Lines before the one containing "Serialize everything readable" are to be left out; that line and every line after it, through the last line below, are to be reproduced exactly.

(Entries taken from a collection)
--- START ---
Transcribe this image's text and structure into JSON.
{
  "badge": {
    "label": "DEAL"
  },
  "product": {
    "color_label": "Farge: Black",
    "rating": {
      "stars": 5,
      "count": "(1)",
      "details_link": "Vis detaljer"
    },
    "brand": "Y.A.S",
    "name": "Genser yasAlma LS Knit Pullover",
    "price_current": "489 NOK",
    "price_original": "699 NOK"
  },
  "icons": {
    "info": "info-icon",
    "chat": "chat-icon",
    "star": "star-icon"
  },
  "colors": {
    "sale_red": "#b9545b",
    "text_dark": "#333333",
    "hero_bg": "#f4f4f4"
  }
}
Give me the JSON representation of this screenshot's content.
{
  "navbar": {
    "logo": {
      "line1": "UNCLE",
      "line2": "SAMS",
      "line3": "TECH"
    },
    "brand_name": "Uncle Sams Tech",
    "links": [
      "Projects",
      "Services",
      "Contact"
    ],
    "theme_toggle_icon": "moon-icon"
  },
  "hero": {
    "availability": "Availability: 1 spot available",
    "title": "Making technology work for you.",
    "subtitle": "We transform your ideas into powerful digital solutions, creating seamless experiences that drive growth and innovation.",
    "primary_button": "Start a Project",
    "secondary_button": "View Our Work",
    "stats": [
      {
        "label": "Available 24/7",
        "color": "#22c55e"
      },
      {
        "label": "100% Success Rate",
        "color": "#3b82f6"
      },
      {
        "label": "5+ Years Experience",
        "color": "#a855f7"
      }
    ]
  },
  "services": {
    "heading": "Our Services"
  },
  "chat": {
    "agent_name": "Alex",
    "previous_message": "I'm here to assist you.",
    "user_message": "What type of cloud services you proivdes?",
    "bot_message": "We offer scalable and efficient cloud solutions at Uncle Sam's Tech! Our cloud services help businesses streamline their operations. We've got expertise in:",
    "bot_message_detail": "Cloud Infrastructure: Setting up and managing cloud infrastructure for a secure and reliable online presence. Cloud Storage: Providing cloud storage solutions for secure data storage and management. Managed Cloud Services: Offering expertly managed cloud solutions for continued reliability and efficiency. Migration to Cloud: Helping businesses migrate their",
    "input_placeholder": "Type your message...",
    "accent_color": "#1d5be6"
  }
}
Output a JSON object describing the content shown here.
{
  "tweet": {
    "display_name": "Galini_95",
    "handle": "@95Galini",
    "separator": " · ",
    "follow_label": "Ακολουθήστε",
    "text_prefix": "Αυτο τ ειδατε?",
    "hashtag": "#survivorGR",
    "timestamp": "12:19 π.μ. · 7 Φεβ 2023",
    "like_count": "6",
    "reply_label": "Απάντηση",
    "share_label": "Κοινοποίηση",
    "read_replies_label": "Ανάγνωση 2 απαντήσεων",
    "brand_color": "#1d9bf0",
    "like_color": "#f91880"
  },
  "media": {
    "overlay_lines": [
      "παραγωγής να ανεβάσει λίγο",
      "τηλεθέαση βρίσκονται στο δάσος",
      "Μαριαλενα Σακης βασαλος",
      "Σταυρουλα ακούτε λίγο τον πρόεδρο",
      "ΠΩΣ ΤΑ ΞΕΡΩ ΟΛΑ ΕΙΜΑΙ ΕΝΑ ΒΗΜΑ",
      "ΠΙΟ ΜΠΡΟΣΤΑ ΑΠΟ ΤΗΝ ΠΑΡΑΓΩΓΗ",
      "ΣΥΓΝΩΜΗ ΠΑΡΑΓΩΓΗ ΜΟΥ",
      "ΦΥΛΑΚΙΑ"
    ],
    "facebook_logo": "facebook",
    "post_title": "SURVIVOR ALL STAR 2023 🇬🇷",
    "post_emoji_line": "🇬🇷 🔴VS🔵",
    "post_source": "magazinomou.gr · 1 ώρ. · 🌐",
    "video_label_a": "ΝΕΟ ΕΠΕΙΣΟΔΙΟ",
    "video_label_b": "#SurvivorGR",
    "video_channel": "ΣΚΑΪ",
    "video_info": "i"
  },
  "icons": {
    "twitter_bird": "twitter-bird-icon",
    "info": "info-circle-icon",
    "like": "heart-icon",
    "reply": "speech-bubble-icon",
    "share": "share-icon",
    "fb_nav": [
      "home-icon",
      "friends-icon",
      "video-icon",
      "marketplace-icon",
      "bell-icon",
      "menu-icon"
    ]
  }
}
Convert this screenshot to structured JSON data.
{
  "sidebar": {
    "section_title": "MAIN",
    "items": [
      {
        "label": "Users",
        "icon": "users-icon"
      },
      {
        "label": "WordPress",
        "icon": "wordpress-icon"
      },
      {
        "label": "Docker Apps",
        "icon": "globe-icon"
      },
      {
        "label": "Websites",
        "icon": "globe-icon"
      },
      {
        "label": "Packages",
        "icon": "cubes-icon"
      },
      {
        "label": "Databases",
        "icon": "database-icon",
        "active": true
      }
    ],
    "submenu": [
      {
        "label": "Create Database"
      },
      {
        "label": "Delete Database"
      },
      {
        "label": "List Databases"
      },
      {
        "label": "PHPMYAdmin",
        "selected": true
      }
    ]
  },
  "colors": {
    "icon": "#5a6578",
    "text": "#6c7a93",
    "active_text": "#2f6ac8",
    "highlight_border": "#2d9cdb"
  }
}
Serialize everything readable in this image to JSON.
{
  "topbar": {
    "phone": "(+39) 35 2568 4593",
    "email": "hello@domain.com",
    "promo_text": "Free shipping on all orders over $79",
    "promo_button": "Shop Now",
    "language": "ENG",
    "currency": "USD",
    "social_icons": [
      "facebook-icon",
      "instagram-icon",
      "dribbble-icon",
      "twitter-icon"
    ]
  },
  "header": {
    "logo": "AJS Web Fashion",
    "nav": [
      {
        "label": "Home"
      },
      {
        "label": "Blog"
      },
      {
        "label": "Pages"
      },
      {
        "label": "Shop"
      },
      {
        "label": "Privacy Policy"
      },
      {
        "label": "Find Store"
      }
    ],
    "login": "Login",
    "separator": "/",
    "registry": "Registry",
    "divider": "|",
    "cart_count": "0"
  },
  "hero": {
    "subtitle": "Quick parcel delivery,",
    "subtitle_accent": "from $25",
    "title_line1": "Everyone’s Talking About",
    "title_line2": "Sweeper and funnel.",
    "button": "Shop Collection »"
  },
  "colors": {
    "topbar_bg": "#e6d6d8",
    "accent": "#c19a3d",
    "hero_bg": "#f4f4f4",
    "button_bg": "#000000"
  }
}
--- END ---
# OUTPUT OF THE EXERCISE:
Serialize everything readable in this image to JSON.
{
  "topbar": {
    "phone": "(+39) 35 2568 4593",
    "email": "hello@domain.com",
    "promo_text": "Free shipping on all orders over $79",
    "promo_button": "Shop Now",
    "language": "ENG",
    "currency": "USD",
    "social_icons": [
      "facebook-icon",
      "instagram-icon",
      "dribbble-icon",
      "twitter-icon"
    ]
  },
  "header": {
    "logo": "AJS Web Fashion",
    "nav": [
      {
        "label": "Home"
      },
      {
        "label": "Blog"
      },
      {
        "label": "Pages"
      },
      {
        "label": "Shop"
      },
      {
        "label": "Privacy Policy"
      },
      {
        "label": "Find Store"
      }
    ],
    "login": "Login",
    "separator": "/",
    "registry": "Registry",
    "divider": "|",
    "cart_count": "0"
  },
  "hero": {
    "subtitle": "Quick parcel delivery,",
    "subtitle_accent": "from $25",
    "title_line1": "Everyone’s Talking About",
    "title_line2": "Sweeper and funnel.",
    "button": "Shop Collection »"
  },
  "colors": {
    "topbar_bg": "#e6d6d8",
    "accent": "#c19a3d",
    "hero_bg": "#f4f4f4",
    "button_bg": "#000000"
  }
}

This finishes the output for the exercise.